Top of Records for this task
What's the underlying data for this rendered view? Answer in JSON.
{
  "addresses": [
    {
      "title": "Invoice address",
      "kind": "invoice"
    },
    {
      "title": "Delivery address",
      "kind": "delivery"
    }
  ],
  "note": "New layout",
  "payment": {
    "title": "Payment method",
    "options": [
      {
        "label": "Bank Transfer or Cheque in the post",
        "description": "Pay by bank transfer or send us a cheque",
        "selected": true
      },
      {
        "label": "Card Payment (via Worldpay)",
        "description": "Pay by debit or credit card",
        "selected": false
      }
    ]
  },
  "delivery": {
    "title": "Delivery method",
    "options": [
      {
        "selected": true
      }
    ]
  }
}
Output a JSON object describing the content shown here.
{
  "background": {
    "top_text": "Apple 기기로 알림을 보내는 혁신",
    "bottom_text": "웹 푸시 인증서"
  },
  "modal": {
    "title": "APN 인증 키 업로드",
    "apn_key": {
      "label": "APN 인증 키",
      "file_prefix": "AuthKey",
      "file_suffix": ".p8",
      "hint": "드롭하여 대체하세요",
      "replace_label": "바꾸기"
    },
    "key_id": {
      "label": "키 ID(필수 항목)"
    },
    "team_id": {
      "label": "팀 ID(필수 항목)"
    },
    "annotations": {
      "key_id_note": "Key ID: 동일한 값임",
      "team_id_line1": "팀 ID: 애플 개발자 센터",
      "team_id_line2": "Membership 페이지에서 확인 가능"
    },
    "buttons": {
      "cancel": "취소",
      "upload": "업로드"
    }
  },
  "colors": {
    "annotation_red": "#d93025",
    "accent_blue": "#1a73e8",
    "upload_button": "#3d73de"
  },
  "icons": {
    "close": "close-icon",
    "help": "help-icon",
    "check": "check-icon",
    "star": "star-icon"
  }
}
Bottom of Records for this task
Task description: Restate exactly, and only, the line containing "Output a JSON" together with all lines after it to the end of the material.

Output for this task:
Output a JSON object describing the content shown here.
{
  "background": {
    "top_text": "Apple 기기로 알림을 보내는 혁신",
    "bottom_text": "웹 푸시 인증서"
  },
  "modal": {
    "title": "APN 인증 키 업로드",
    "apn_key": {
      "label": "APN 인증 키",
      "file_prefix": "AuthKey",
      "file_suffix": ".p8",
      "hint": "드롭하여 대체하세요",
      "replace_label": "바꾸기"
    },
    "key_id": {
      "label": "키 ID(필수 항목)"
    },
    "team_id": {
      "label": "팀 ID(필수 항목)"
    },
    "annotations": {
      "key_id_note": "Key ID: 동일한 값임",
      "team_id_line1": "팀 ID: 애플 개발자 센터",
      "team_id_line2": "Membership 페이지에서 확인 가능"
    },
    "buttons": {
      "cancel": "취소",
      "upload": "업로드"
    }
  },
  "colors": {
    "annotation_red": "#d93025",
    "accent_blue": "#1a73e8",
    "upload_button": "#3d73de"
  },
  "icons": {
    "close": "close-icon",
    "help": "help-icon",
    "check": "check-icon",
    "star": "star-icon"
  }
}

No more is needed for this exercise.